You’ve decided to get a new dog because:
A) The children’s persistent whining has finally worn you down.
B) You think walking a big dog is cool, and will attract the attention of passers-by.
C) You feel sorry for all the homeless pets in the shelter.
D) The puppy in the pet-shop window is just too beautiful for words.
E) You’ve been thinking about welcoming an animal companion into your home for quite a while. Then, one day, everything is in place and you know that the time is right.
Although people have taken in pets for all of the above reasons, the right answer, of course, must be “E.” It is crucially important to consider the impact a new pet will have on your family, as well as the feelings of the animal, before you adopt.
We all know that owning a dog is wonderful; it encourages you to exercise, teaches children about responsibility and gives you unconditional affection. However, before you bring a dog or puppy home, you need to be sure it’s the right pet for you.
1. Think about why you want a dog and whether it will realistically be able to fulfill your expectations. Never buy on impulse.

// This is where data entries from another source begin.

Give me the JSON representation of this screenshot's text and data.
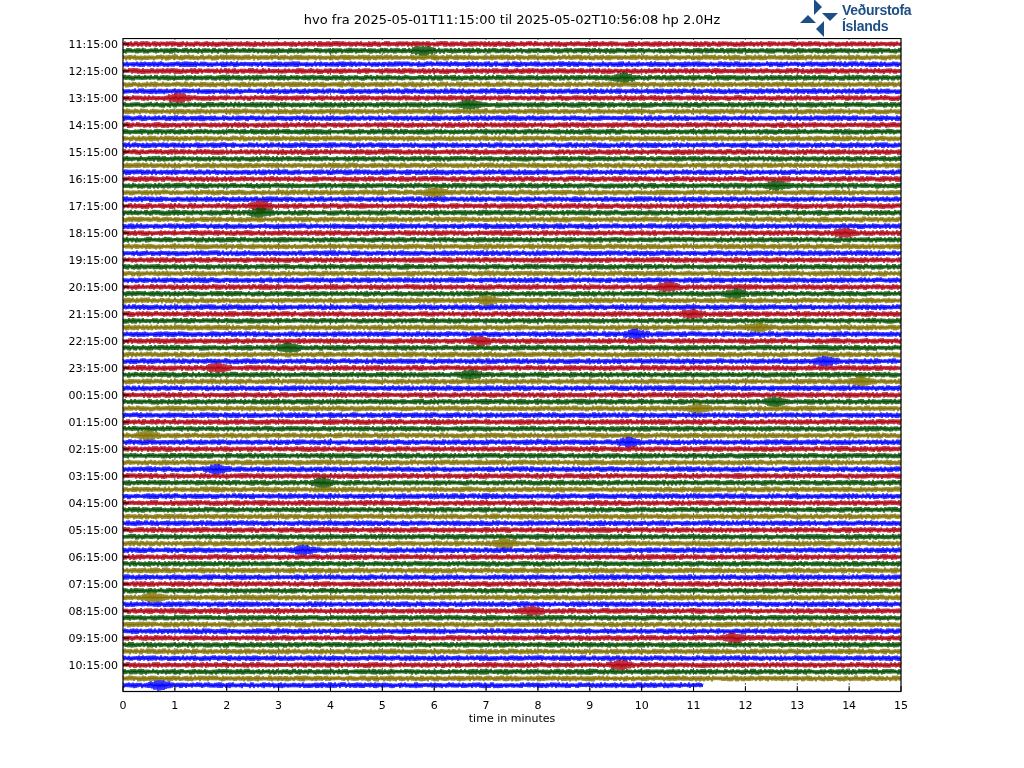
{
  "title": "hvo fra 2025-05-01T11:15:00 til 2025-05-02T10:56:08 hp 2.0Hz",
  "logo": {
    "line_1": "Veðurstofa",
    "line_2": "Íslands"
  },
  "y_tick_labels": [
    "11:15:00",
    "12:15:00",
    "13:15:00",
    "14:15:00",
    "15:15:00",
    "16:15:00",
    "17:15:00",
    "18:15:00",
    "19:15:00",
    "20:15:00",
    "21:15:00",
    "22:15:00",
    "23:15:00",
    "00:15:00",
    "01:15:00",
    "02:15:00",
    "03:15:00",
    "04:15:00",
    "05:15:00",
    "06:15:00",
    "07:15:00",
    "08:15:00",
    "09:15:00",
    "10:15:00"
  ],
  "x_tick_labels": [
    "0",
    "1",
    "2",
    "3",
    "4",
    "5",
    "6",
    "7",
    "8",
    "9",
    "10",
    "11",
    "12",
    "13",
    "14",
    "15"
  ],
  "x_axis_label": "time in minutes"
}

2. Does everyone in the household want a dog, especially the person who is to be left with it most of the time?
3. Dogs are not suitable as “surprise presents”

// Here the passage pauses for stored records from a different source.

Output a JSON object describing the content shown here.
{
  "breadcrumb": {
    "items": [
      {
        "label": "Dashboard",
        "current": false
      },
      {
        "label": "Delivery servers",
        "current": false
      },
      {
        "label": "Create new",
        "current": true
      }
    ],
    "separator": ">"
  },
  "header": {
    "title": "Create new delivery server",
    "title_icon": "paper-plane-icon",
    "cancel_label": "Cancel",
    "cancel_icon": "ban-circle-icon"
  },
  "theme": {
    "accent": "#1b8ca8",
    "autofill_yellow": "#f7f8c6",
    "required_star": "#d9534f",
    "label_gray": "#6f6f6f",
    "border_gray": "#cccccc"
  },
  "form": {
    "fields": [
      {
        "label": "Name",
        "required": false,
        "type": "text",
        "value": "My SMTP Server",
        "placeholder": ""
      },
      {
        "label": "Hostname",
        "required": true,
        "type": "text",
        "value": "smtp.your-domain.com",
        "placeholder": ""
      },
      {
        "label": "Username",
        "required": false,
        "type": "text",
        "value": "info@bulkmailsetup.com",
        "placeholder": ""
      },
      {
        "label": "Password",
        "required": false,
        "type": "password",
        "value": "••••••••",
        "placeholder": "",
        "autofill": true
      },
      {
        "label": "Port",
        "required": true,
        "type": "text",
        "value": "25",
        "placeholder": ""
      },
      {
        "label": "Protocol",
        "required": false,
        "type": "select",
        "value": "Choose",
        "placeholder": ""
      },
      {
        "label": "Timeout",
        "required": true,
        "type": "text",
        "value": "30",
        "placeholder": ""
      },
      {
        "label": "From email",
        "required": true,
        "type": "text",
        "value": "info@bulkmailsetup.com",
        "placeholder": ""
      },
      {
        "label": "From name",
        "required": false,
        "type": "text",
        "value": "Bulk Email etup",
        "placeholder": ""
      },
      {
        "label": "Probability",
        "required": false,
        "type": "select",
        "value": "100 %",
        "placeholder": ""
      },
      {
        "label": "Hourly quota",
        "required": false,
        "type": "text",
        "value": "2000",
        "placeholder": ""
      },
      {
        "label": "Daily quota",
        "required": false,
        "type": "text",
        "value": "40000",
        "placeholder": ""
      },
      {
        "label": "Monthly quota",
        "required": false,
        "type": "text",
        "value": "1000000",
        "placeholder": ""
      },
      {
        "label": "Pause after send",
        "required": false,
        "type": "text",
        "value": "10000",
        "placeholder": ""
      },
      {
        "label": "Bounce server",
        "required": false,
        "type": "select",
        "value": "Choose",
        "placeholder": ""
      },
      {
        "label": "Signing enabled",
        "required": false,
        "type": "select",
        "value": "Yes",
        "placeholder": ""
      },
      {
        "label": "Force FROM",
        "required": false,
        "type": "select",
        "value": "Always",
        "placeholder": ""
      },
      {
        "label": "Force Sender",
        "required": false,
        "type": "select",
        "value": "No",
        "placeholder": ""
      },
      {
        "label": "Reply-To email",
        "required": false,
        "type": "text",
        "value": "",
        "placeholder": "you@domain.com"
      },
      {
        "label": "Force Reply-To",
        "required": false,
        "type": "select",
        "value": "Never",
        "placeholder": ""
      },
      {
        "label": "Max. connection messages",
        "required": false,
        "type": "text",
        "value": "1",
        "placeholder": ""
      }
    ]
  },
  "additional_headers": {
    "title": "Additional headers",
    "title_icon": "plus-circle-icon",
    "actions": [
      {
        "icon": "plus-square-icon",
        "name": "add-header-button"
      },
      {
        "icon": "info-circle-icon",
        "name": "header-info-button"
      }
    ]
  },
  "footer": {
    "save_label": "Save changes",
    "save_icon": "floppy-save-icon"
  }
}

4. Remember puppies grow into dogs; you have a commitment to your dog for its whole life. A puppy bought for an 8-year-old child could still need your care when the child is married with children of their own.

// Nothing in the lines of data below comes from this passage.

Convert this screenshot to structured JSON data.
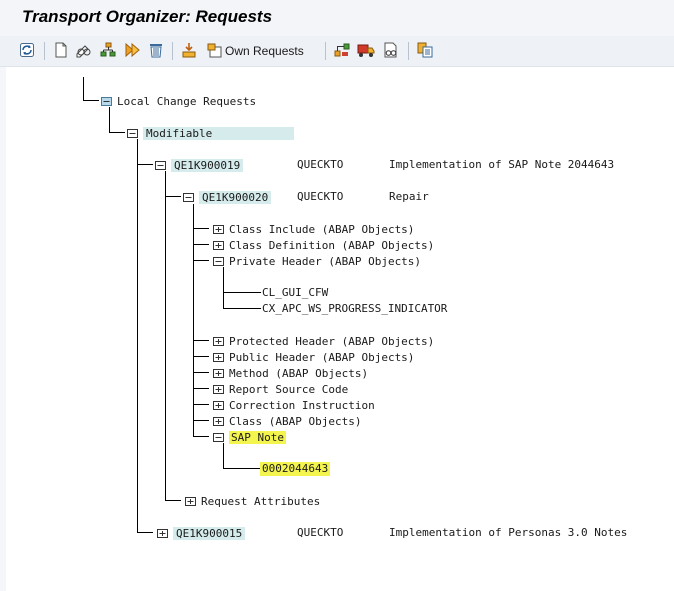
{
  "window": {
    "title": "Transport Organizer: Requests"
  },
  "toolbar": {
    "icons": [
      "refresh-icon",
      "new-document-icon",
      "display-change-icon",
      "structure-icon",
      "execute-icon",
      "delete-icon",
      "release-icon",
      "own-requests-icon",
      "object-list-icon",
      "truck-icon",
      "glasses-icon",
      "copy-icon"
    ],
    "own_requests_label": "Own Requests"
  },
  "tree": {
    "local_change_requests": "Local Change Requests",
    "modifiable": "Modifiable",
    "request_1": {
      "id": "QE1K900019",
      "owner": "QUECKTO",
      "description": "Implementation of SAP Note 2044643"
    },
    "task_1": {
      "id": "QE1K900020",
      "owner": "QUECKTO",
      "description": "Repair"
    },
    "objects": [
      "Class Include (ABAP Objects)",
      "Class Definition (ABAP Objects)",
      "Private Header (ABAP Objects)"
    ],
    "private_header_items": [
      "CL_GUI_CFW",
      "CX_APC_WS_PROGRESS_INDICATOR"
    ],
    "objects_2": [
      "Protected Header (ABAP Objects)",
      "Public Header (ABAP Objects)",
      "Method (ABAP Objects)",
      "Report Source Code",
      "Correction Instruction",
      "Class (ABAP Objects)",
      "SAP Note"
    ],
    "sap_note_number": "0002044643",
    "request_attributes": "Request Attributes",
    "request_2": {
      "id": "QE1K900015",
      "owner": "QUECKTO",
      "description": "Implementation of Personas 3.0 Notes"
    }
  }
}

5. Dogs can take up a relatively large space on the floor and (especially) in the car. Is your home/car really suitable for the size /breed you want?
6. How well will your carpets (and the person who cleans up) cope with dog hairs and mud? How much will you mind having holes dug in the lawn?
7. Dogs cannot be left alone for very long periods of time. Dogs and work can mix, but allow for hobbies, which take you out of the house, as well as your job. Will there always be someone there, or is Mum going back to work in a couple of years? (If so have you considered adopting an older dog instead of a puppy?)
8. Do you have time to give your dog the attention it needs – grooming, exercising, training etc?
9. Think about when and where you will walk the dog. Are you prepared to go out in all weathers? Do you have access places for exercising? Check that these are not “dog banned” areas.
10. Will everyone in the family “pick up” after the dog in public places?
11. Can you afford the dog’s keep? Allow for damage done by your teething puppy, veterinary attention yearly vaccinations, regular worming and parasite treatment, illnesses or accidents, kennels if you go away, and lots of other little extras. Feeding costs can vary but the size of the dog isn’t always a guide! A large “would-be dustbin” may cost less to feed than a smaller canine gourmet!
Find out more: Responsible dog ownership он лайн консультант